“It’s biological determinism and it’s dangerous territory,” says Sara Grimes, a professor in the faculty of information at the University of Toronto, who studies the relationship children have with digital culture. “It ignores all the girls who have been playing games for years.”
Some experts are skeptical those girls do actually display different skills in their game play: Nick Taylor, a researcher in the faculty of education at York University, thinks much of boys’ reputation for superior joystick handling is cultural rather than innate. He has organized classroom clubs in which he compares groups of boys and girls and found that the girls developed the same skills as their male counterparts when given the opportunity. His conclusion: “Boy” was just a code word for expert, and “girl” for novice.
“When we make games for girls, we are saying all these other games are not for you,” he says. “We ghettoize them.”
Why does that matter? Because alongside TV and movies, video games are the most widespread source of stories in our culture. Those in the industry make a critical distinction between the casual puzzle games of the iPhone or the PC (“Those are not deep storytelling experiences,” says blogger Alexander, dismissively) and the console games full of adventures, fantasies and role-playing.
Resident Evil notwithstanding, in many of those narrative games you can now choose to play as a female character and be pretty certain your abilities with be the same as a male character’s and your protective armour will cover the same amount of your body. Female designers, however, want to go much further than cleaning up the traditional adventure narratives. They see huge potential to create unconventional stories that will appeal to both genders and all kinds of people, reinventing the video game along the way.
They point to developments such as Flower – a non-competitive PlayStation game, in which players blow flower petals through the air to create visual effects – as signs the industry is finally headed toward a diverse and culturally mature future.

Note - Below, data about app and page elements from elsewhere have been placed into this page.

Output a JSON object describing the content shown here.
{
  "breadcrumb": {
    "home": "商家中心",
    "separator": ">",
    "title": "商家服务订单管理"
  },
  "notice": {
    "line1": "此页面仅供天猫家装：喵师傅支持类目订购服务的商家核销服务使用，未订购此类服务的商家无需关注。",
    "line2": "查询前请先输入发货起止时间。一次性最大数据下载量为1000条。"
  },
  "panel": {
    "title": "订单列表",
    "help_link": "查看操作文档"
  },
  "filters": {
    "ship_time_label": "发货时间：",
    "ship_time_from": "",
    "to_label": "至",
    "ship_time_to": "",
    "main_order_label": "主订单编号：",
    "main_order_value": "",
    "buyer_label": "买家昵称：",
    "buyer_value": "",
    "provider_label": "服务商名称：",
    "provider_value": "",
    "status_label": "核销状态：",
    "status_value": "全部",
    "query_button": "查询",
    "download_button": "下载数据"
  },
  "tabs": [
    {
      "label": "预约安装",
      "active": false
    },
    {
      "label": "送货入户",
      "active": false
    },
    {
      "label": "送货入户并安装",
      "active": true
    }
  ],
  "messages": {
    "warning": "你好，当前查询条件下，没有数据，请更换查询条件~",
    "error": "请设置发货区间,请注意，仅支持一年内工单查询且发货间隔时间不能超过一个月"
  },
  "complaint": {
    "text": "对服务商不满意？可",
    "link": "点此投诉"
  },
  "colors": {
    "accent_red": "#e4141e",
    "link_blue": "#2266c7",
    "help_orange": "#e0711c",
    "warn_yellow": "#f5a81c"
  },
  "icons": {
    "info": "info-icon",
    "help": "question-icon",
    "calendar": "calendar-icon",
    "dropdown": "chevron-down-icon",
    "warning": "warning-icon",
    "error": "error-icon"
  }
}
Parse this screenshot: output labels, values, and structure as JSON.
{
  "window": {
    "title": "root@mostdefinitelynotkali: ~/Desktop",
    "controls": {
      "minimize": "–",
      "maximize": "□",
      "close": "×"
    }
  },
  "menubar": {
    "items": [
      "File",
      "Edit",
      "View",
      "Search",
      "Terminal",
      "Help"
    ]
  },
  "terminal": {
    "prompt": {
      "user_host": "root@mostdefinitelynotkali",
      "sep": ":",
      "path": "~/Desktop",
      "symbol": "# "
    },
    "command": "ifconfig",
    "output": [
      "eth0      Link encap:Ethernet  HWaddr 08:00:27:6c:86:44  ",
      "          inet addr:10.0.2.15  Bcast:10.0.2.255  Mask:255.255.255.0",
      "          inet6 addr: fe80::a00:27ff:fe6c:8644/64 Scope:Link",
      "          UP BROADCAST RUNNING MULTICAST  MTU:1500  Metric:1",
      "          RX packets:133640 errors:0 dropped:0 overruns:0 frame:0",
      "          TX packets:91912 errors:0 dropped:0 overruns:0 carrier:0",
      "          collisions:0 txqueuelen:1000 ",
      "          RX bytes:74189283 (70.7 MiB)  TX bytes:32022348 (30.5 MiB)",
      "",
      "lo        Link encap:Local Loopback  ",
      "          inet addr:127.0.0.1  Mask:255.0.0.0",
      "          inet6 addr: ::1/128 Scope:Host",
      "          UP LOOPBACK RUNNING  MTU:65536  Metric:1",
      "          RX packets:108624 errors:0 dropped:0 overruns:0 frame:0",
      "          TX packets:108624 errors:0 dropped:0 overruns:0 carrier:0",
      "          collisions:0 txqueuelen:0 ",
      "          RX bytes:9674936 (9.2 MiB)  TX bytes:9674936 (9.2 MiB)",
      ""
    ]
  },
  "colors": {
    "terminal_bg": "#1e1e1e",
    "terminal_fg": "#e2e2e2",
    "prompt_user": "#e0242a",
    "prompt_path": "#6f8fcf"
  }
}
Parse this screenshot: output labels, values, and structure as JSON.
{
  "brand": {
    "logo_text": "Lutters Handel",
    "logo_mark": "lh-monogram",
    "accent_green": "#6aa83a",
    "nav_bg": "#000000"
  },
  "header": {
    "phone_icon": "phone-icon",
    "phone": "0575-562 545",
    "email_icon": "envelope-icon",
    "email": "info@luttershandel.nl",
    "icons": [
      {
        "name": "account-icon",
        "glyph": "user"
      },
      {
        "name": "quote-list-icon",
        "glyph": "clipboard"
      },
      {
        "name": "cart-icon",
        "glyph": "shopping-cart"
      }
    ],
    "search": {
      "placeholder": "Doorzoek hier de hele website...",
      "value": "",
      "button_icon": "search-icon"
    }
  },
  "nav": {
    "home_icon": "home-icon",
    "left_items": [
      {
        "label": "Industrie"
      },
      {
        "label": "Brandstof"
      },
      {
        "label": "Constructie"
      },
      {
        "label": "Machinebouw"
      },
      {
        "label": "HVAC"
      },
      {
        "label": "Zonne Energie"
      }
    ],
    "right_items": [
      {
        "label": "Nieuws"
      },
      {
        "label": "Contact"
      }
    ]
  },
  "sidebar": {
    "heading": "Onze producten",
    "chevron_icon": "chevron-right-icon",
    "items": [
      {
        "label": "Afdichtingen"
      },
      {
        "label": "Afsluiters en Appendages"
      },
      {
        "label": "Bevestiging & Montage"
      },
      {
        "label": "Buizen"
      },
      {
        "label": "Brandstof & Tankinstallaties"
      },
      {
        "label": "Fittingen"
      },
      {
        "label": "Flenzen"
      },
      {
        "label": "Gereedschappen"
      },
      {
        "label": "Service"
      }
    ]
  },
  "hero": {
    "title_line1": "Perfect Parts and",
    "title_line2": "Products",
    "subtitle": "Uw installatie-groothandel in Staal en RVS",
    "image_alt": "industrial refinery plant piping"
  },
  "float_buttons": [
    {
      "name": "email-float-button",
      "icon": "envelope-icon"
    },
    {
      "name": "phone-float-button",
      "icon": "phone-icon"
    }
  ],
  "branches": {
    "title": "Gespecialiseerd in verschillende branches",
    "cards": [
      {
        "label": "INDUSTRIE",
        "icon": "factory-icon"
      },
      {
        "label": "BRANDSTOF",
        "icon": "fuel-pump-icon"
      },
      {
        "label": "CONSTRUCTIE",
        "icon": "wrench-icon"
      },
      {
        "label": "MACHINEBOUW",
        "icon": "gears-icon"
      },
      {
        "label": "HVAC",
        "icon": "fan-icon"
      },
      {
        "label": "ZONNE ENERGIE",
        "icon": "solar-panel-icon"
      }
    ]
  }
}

“There is a dearth of anything that is not adventuring and blowing up,” says Toronto game designer Emilie McGinley. “Games can be a strong vehicle for something beyond the adrenalin rush of winning. I have played games that made me cry, that made me think long after I had put the console down. People demand that of movies. Why not of games?”